This is part 2 of a 6-part series focused on how to get started opening a new pharmacy.
Before opening a business, an owner wants to understand who their customers are and knoweverything about them—including their demographics and needs. This certainly applies topharmacy and will help an owner determine where to locate and what to offer.
Gather the Right Data
A wealth of valuable information is available, if you know where to look.
• Start with the census. Census data tells you the number of people in an area as wellas people’s ages, average household income and other important data that can helpyou develop a profile of the people in the area. This data can help you identify whattypes of health care services people are most likely to need.
A suburban pharmacy will have different customers than a lower-income urban or ruralarea.
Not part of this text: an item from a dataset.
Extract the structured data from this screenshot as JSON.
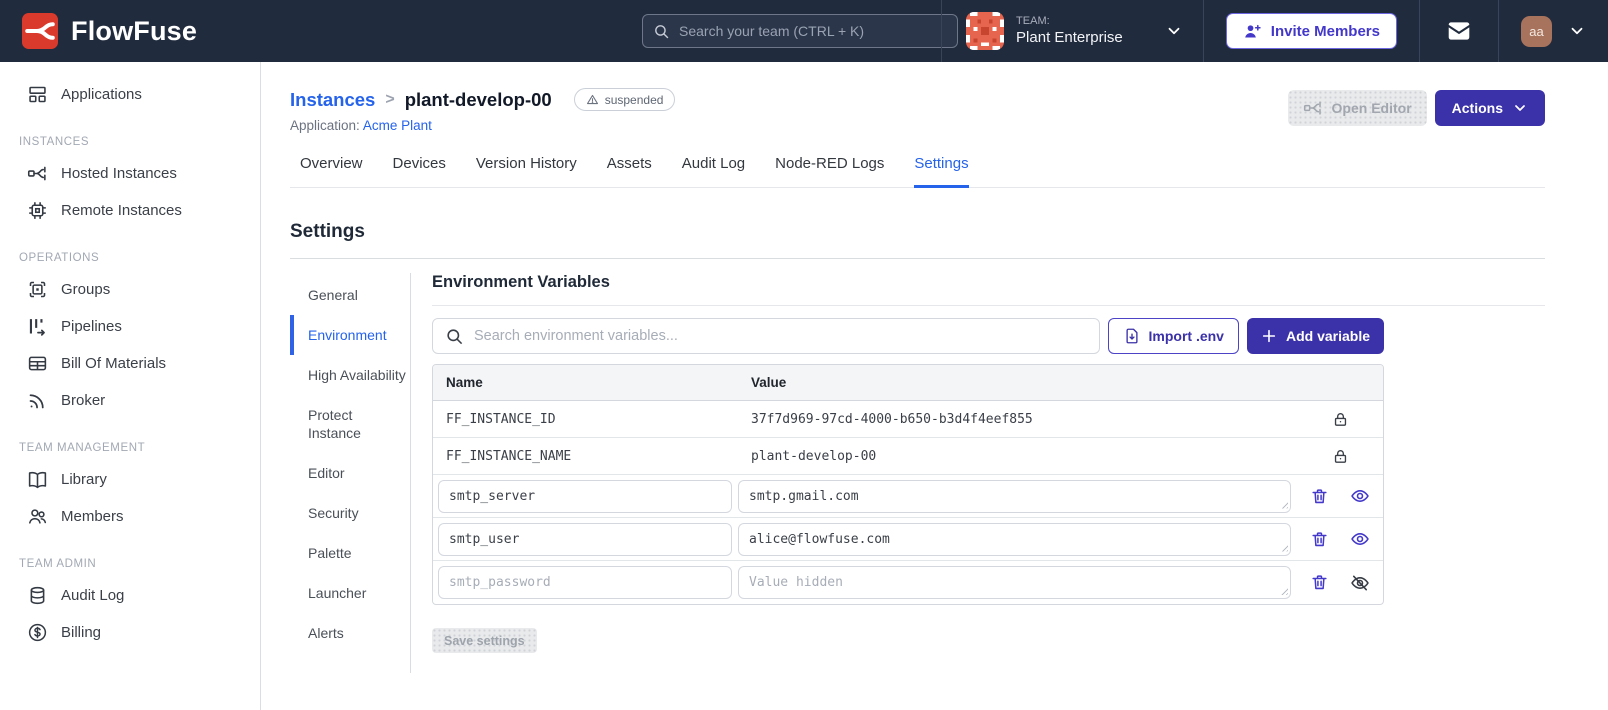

Different patient populations will require different types of pharmacy services. Youneed to determine ability and willingness to pay out of pocket for services. You alsoneed to determine if English is spoken by most patients or if other languages arespoken by a sizable portion of the community. If so, you’ll need to take that intoaccount for staffing, signage, labeling and more.
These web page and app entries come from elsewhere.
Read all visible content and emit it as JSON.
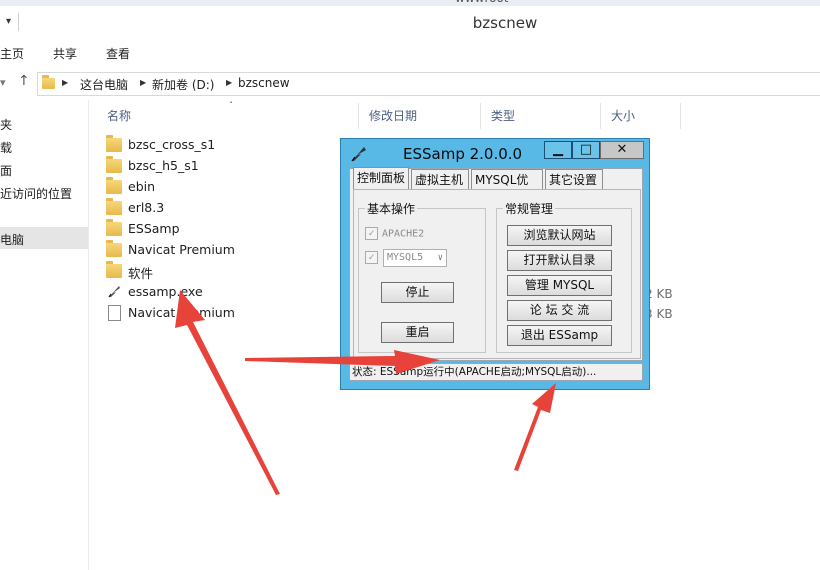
{
  "window": {
    "top_text": "wwwroot",
    "title": "bzscnew"
  },
  "ribbon": {
    "tabs": [
      "主页",
      "共享",
      "查看"
    ]
  },
  "address": {
    "crumbs": [
      "这台电脑",
      "新加卷 (D:)",
      "bzscnew"
    ]
  },
  "nav": {
    "items": [
      "夹",
      "载",
      "面",
      "近访问的位置",
      "电脑"
    ]
  },
  "columns": {
    "name": "名称",
    "modified": "修改日期",
    "type": "类型",
    "size": "大小"
  },
  "files": [
    {
      "name": "bzsc_cross_s1",
      "kind": "folder"
    },
    {
      "name": "bzsc_h5_s1",
      "kind": "folder"
    },
    {
      "name": "ebin",
      "kind": "folder"
    },
    {
      "name": "erl8.3",
      "kind": "folder"
    },
    {
      "name": "ESSamp",
      "kind": "folder"
    },
    {
      "name": "Navicat Premium",
      "kind": "folder"
    },
    {
      "name": "软件",
      "kind": "folder"
    },
    {
      "name": "essamp.exe",
      "kind": "exe",
      "size": "2 KB"
    },
    {
      "name": "Navicat Premium",
      "kind": "shortcut",
      "size": "3 KB"
    }
  ],
  "essamp": {
    "title": "ESSamp 2.0.0.0",
    "tabs": [
      "控制面板",
      "虚拟主机",
      "MYSQL优化",
      "其它设置"
    ],
    "basic_group": "基本操作",
    "manage_group": "常规管理",
    "apache_label": "APACHE2",
    "mysql_option": "MYSQL5",
    "stop_button": "停止",
    "restart_button": "重启",
    "browse_site_button": "浏览默认网站",
    "open_dir_button": "打开默认目录",
    "manage_mysql_button": "管理  MYSQL",
    "forum_button": "论 坛 交 流",
    "exit_button": "退出  ESSamp",
    "status": "状态: ESSamp运行中(APACHE启动;MYSQL启动)..."
  },
  "colors": {
    "dialog_blue": "#58b8e6",
    "arrow_red": "#e8433a"
  }
}
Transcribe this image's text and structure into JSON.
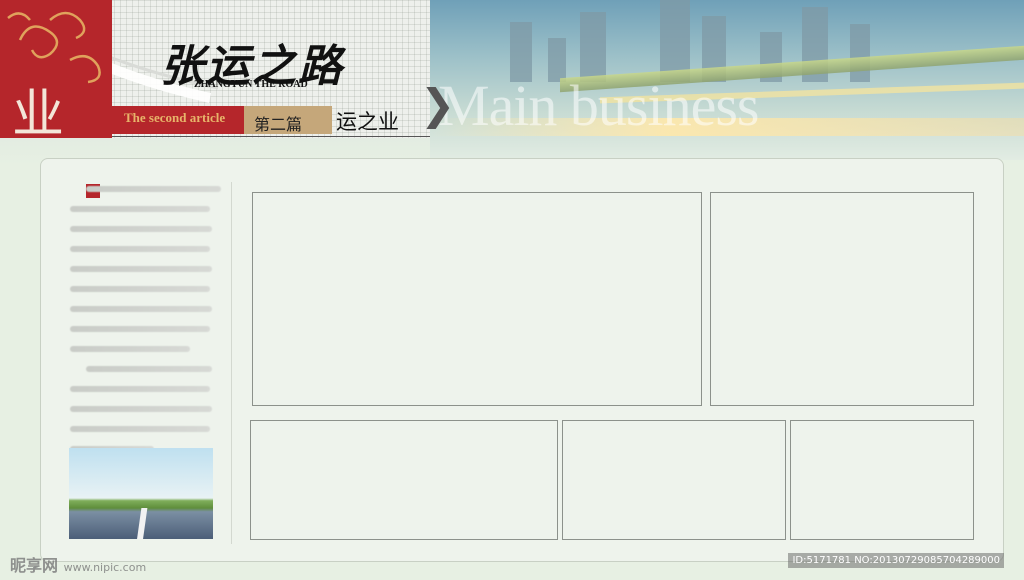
{
  "header": {
    "calligraphy_title": "张运之路",
    "subtitle_en": "ZHANGYUN THE ROAD",
    "side_char": "业",
    "article_en": "The second article",
    "article_cn": "第二篇",
    "section_title": "运之业",
    "background_word": "Main business",
    "chevron": "❯"
  },
  "sidebar": {
    "paragraph_lines": 13,
    "image": "road-photo"
  },
  "frames": 5,
  "footer": {
    "brand": "昵享网",
    "site": "www.nipic.com",
    "id_text": "ID:5171781 NO:20130729085704289000"
  },
  "colors": {
    "brand_red": "#b5262b",
    "tan": "#c5a77a",
    "page_bg": "#e7f0e3"
  }
}
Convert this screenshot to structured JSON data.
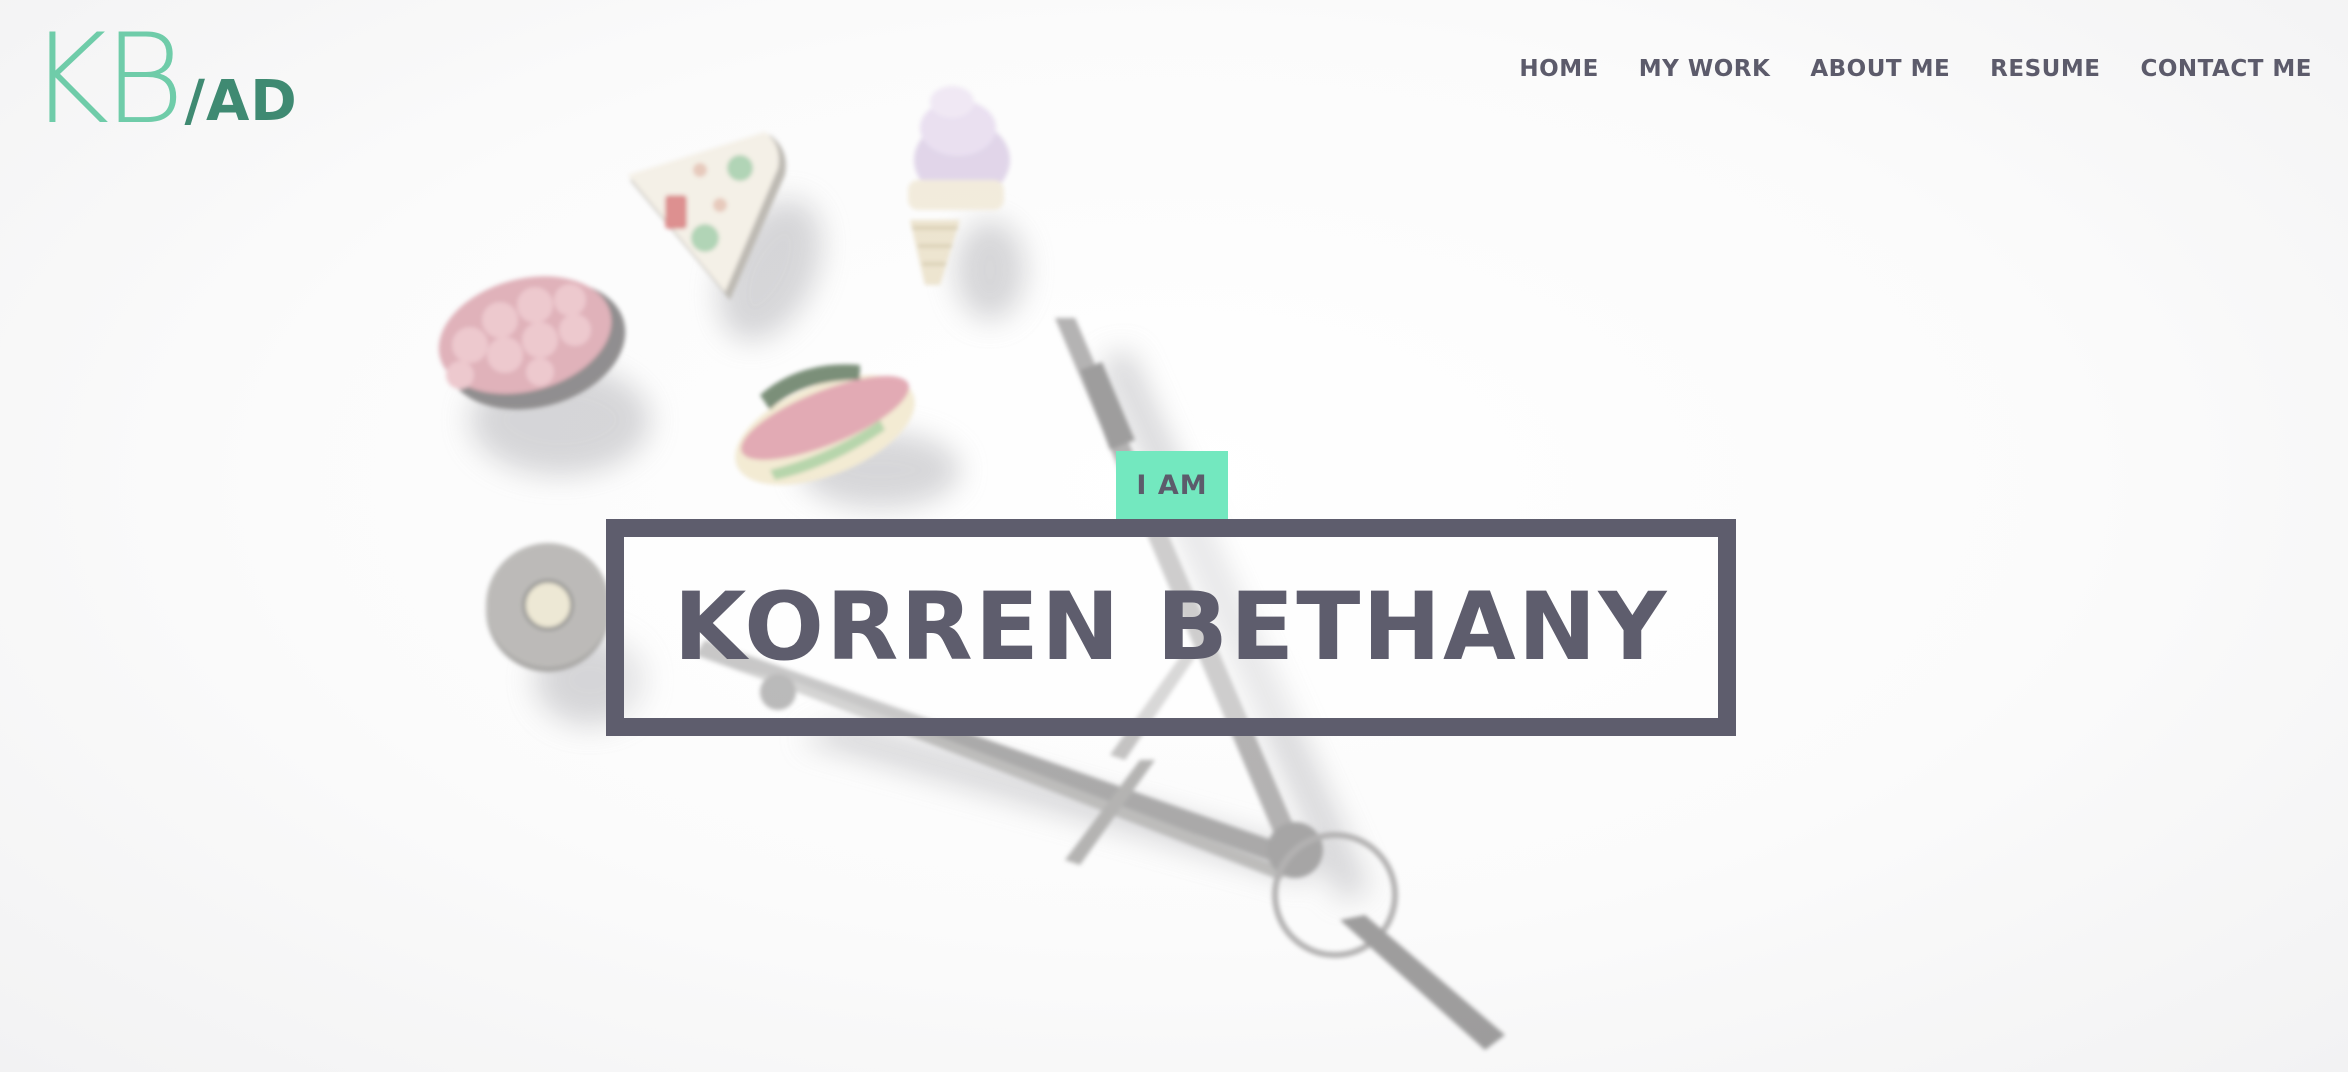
{
  "brand": {
    "logo_main": "KB",
    "logo_sub": "/AD",
    "colors": {
      "logo_main": "#6fcca9",
      "logo_sub": "#3f8a72"
    }
  },
  "nav": {
    "items": [
      {
        "label": "HOME"
      },
      {
        "label": "MY WORK"
      },
      {
        "label": "ABOUT ME"
      },
      {
        "label": "RESUME"
      },
      {
        "label": "CONTACT ME"
      }
    ],
    "color": "#5c5b6b"
  },
  "hero": {
    "tagline": "I AM",
    "name": "KORREN BETHANY",
    "colors": {
      "tag_background": "#73e8bf",
      "tag_text": "#5c5b6b",
      "box_border": "#5e5d6d",
      "name_text": "#5e5d6d"
    },
    "photo_subject": "desk-objects-photo"
  }
}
• Befriend the local business community.
Chambers of Commerce, downtownbusiness associations and other community and business groups may have annualreports or recent surveys that tell you about the composition of the community. Theyalso have leaders who are keyed into the local community, know how it is evolving andknow the needs in the community. They can share insights about plans to build a newapartment complex, a school or a business park, which can be early indicators thathundreds of new potential patients will soon be arriving.
While local knowledge of the market is important, so is understanding a pharmacy’sspecific needs. If you are working with a banker or a commercial real estate agent, forexample, make sure they have expertise in both areas.